■ Task instructions
Report how many lines in the records hold the string "title"; give the number and nothing else.
Segment Start: Dataset records
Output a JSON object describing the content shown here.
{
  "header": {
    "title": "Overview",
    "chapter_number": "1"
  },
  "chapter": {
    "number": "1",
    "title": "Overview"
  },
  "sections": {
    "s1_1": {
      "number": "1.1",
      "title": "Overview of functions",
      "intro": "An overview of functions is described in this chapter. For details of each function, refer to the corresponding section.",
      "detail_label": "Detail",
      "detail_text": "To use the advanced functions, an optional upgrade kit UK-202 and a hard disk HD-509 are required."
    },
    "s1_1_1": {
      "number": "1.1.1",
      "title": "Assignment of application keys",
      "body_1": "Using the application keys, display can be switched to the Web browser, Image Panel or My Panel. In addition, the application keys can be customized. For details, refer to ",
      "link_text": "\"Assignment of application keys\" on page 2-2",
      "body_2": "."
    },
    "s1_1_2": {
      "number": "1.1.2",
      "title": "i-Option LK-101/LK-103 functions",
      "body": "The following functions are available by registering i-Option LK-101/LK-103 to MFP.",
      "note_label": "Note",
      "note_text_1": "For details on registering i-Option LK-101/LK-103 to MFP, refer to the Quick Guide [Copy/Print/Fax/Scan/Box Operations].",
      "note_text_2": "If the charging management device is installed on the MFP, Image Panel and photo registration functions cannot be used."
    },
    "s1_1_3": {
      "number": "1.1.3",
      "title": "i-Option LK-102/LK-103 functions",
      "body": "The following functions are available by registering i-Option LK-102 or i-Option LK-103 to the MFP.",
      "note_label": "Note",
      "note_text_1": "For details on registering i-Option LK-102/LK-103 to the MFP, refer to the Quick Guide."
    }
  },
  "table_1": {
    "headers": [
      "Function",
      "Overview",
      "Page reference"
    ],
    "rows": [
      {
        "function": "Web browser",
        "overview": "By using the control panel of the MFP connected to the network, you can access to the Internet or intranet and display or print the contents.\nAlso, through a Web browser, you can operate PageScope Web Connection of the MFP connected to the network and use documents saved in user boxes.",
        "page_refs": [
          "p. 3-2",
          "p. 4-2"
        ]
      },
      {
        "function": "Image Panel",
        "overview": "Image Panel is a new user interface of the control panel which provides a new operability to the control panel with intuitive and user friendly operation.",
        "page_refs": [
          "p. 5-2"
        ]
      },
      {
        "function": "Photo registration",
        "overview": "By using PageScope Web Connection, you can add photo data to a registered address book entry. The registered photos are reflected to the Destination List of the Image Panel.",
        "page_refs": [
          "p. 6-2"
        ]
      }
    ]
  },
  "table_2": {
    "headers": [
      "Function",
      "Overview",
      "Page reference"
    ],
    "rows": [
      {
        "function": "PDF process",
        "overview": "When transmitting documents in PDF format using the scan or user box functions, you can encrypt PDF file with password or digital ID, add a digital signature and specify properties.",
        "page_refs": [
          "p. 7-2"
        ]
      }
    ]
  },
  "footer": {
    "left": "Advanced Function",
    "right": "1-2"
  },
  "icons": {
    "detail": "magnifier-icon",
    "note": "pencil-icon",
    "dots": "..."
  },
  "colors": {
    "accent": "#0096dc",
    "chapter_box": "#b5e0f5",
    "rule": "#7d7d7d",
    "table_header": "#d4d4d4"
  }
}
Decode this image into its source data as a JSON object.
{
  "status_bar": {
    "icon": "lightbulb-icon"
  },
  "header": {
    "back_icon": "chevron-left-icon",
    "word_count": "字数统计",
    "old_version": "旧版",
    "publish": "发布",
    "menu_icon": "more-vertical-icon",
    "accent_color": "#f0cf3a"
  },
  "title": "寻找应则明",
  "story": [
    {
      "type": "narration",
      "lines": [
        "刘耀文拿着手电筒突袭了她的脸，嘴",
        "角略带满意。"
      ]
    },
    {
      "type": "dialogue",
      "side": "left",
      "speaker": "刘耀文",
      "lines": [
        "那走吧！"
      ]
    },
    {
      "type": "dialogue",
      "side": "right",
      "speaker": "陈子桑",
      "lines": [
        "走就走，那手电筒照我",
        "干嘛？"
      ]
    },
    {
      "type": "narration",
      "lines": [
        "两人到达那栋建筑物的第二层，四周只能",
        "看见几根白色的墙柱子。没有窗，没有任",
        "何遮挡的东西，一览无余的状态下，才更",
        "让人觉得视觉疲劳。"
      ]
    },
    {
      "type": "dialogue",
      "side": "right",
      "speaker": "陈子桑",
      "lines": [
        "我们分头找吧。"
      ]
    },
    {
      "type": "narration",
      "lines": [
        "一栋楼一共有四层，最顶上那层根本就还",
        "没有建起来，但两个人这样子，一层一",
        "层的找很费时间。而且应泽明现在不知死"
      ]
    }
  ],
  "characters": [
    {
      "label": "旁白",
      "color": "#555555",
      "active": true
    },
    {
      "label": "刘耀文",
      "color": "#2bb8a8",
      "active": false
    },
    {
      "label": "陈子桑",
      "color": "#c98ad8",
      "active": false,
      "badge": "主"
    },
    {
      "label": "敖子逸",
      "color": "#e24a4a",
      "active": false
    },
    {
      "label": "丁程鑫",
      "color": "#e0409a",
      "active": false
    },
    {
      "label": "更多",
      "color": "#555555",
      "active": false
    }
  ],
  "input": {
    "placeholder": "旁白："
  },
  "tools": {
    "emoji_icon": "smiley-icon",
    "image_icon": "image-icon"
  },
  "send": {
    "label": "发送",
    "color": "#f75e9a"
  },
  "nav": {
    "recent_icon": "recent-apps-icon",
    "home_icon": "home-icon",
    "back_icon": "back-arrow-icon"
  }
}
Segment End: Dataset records
■ Completed exercise
7